The medium-to-long-term solution is clear. Less developed and smaller countries need access to local or regional capacity to manufacture vaccines, because they cannot rely on the excess production capacity of richer countries for vaccine supplies in this or future pandemics. A report in 2017 estimated that over 99% of the vaccines used in Africa were imported, and astonishingly, although in 1997 about 55 countries had vaccine manufacturing capacity, by 2015 commercial and regulatory pressures had reduced that number to fewer than 20.12 This situation contrasts with aims of the Global Action Plan for influenza vaccines developed by the WHO, which has emphasized and supported regional manufacture of flu vaccines.13 CEPI plans to develop an international network that will reduce the time needed to produce a vaccine against a new epidemic pathogen to 100 days,14 but the immediate test case is how to ramp up the production of the most effective Covid-19 vaccines today.

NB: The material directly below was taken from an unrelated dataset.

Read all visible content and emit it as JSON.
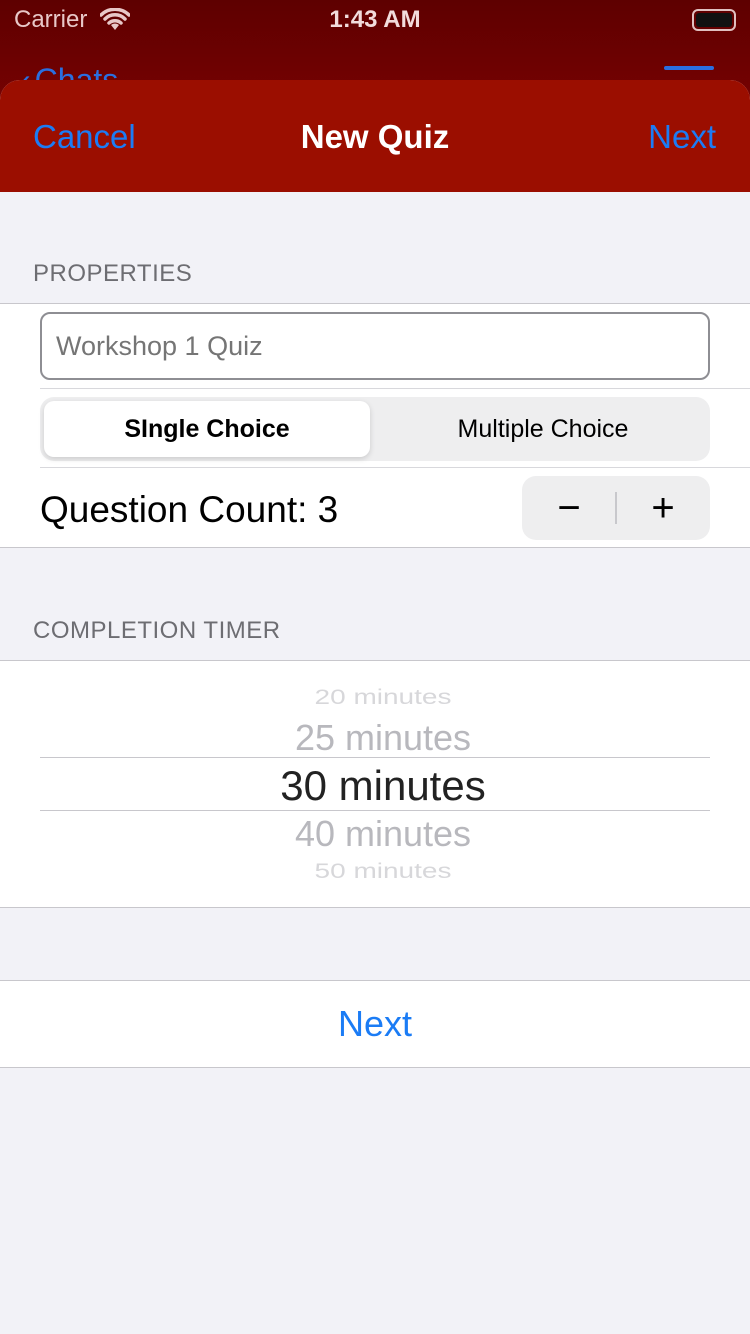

A sustained effort to develop and increase regional vaccine-production capacity is needed to reduce reliance on the business plans of a handful of commercial entities. This should include licensing and technology transfer arrangements such as those developed by the WHO and the Medicines Patent Pool, which have successfully made antiretroviral treatments widely and cheaply available to treat AIDS, even in the poorest countries. The WHO has gone further, creating vaccine hubs, such as the mRNA vaccine hubs in South Africa and five other African countries,15 that hold the promise of locally developed and manufactured vaccines for Covid-19 and future pandemics. The chair of the International Monetary Fund maintains that financing vaccine production in Africa is “good for the world,” since the investment needed is tiny as compared with the global economic impact of Covid-19.16 An alternative, giving poor countries loans to purchase Covid-19 vaccines, only perpetuates indebtedness. Finally, as new vaccines are developed, regulatory mechanisms must adapt to changing circumstances; where a high proportion of people have partial immunity from natural infection, vaccination, or both, phase 3 trials that aim to show the superiority of a new Covid-19 vaccine become impossibly large, making noninferiority studies the preferred option in order to increase the diversity of licensed vaccines.

Vaccine inequity is symptomatic of the failure of global governance of the pandemic. The haphazard way in which vaccines are currently distributed must be addressed as part of a global vaccine strategy that includes a system of intellectual-property management, manufacturing, and distribution that ensures that vaccines are made available equitably around the world. Vaccines against pandemic diseases, and the ability to manufacture them, must not be a sequestered asset that maximizes the return to pharmaceutical company executives and shareholders or increases the electability of politicians. They must be a global public good.